“What is sport?” the French theorist asks in a documentary on sports. “Sport answers this question by another question: who is best?”
That is the same question the Pagosa boys’ cross country team asked themselves on Saturday as they raced in the state meet. They weren’t alone; 128 fellow high school male runners were asking the question as well.
“It went well, overall,” coach Scott Anderson said, then added, “Reality can bite sometimes.”
The reality which faced the Pirates last Saturday was the answer to, “Who is best?” Coming in eighth place out of 19 teams, the Pirates might not have been the best, but they were good and performed better than the rest of the teams they had competed against during the season.
“The guys did well ... they did what they could and didn’t underperform,” Anderson said. “They gave us what they had that day.”
The Classical Academy, which Anderson calls the “800-pound gorilla,” took first place, running well ahead of the pack. “No one was going to touch them,” Anderson commented.
While cross country runners compete as a team, it is with individuals that the meet is to be lost or won. With each pounding stride echoing in the runner’s mind, the athlete must push to go on, to be faster. Looking to the side, hearing the closing beats of the herd behind, the individual runner must know their body, and they alone have the power to push it to its limits.
Senior Carlos Brinkmann placed in the top 10, a seventh-place finish with a time of 17 minutes and four seconds. A time fast enough to make All State.
“He ran a good race,” Anderson said. Brinkmann had dealt with a minor injury and a cold during this season. “He overcame a fair amount of adversity and dealt with senior year pressure.”
Each year during his time on the team, Brinkmann worked toward being named All-State (a designation bestowed on the top 10 runners in the field), and on his last shot, he made it.
The next Pirate to finish was senior Evan Brookens at 18:36, a time that got him 57th place. Anderson explains that this is the average time for most of the state qualifying runners.
“A lot of people will fit in ten seconds, maybe twenty to thirty kids,” Anderson said.
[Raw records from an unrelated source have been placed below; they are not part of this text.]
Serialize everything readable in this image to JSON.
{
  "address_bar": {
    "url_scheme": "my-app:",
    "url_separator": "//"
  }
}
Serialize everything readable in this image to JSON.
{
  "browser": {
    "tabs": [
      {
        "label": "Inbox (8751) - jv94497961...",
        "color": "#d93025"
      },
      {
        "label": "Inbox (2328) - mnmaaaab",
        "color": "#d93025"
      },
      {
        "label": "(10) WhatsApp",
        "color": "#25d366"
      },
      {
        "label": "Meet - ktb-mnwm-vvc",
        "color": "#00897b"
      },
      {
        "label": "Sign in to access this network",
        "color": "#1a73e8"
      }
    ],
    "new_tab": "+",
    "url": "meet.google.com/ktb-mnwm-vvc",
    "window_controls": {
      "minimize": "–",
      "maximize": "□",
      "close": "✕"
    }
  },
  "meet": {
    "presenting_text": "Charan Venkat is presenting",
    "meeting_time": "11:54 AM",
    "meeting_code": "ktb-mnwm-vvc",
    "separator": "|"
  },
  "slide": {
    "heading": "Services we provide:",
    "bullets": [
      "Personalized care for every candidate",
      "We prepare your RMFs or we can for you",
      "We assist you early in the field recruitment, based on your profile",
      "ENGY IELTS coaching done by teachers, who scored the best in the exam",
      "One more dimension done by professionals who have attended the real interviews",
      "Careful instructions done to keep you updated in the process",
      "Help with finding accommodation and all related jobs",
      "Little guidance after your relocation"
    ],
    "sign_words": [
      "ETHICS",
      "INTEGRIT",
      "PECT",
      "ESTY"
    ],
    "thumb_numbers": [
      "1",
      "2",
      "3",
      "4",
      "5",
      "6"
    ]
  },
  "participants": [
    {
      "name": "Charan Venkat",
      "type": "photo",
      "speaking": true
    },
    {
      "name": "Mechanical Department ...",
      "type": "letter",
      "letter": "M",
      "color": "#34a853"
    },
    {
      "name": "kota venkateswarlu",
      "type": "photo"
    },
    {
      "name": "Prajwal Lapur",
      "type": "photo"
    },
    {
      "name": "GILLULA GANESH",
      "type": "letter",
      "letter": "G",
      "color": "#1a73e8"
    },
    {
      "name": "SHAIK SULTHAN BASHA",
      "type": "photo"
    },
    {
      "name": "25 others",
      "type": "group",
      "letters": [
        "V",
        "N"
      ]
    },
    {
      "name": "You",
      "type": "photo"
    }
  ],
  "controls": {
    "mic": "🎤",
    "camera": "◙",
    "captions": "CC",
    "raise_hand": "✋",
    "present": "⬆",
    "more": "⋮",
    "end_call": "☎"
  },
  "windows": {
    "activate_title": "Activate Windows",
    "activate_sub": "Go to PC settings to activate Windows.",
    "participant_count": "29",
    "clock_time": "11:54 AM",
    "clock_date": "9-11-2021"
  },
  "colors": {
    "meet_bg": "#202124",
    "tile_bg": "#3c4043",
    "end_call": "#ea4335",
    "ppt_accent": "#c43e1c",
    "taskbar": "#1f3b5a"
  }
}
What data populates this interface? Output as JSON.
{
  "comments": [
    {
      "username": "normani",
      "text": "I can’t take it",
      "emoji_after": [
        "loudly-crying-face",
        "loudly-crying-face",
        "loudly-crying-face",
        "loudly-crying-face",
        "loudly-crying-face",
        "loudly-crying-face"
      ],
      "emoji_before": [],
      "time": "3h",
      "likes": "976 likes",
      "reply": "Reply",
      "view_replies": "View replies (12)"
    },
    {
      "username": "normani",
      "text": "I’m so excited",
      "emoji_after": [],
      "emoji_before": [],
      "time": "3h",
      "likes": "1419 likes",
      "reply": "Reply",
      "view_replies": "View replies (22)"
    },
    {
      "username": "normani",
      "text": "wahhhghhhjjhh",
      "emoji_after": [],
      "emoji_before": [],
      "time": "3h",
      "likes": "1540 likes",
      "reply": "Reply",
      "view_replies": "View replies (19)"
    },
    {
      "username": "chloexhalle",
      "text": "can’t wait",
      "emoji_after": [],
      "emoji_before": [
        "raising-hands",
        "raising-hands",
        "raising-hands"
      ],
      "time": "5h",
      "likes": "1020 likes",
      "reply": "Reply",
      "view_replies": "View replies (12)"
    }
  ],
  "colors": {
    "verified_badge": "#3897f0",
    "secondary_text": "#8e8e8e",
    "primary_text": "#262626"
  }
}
While in the top 10, only a few runners will fill a 10 to 15 second gap.
Sophomore Mason Chronowski came in 65th, at 18:43.9, with senior Moses Huck taking 67th, at 18:46.
The Pirate girls, while not represented as a team, did have two state-qualifying runners competing. Sophomore Emily Bryant placed 19th with a time of 20:48. Senior Brooke Hampton took 27th with a time of 21:10.
“Emily had a good race. Nineteenth is not bad,” Anderson said of Bryant.
“Brooke ran a solid race. She started the race at 40th and 50th; and throughout the whole race kept moving up and moving up. As a senior, going out, she had her best race,” Anderson said.
Speaking of his two teams this season, Anderson noted that they did not have much big meet experience.
“I thought we could coach through that,” Anderson said. “But, when reality hits, and you look around and see how fast everyone is, it can affect you.”
All in all, though, at state, the Pirates ran with everything they had, and in that, ran a good race.
Looking to next year, Anderson said the team has a solid base from which to build a strong effort.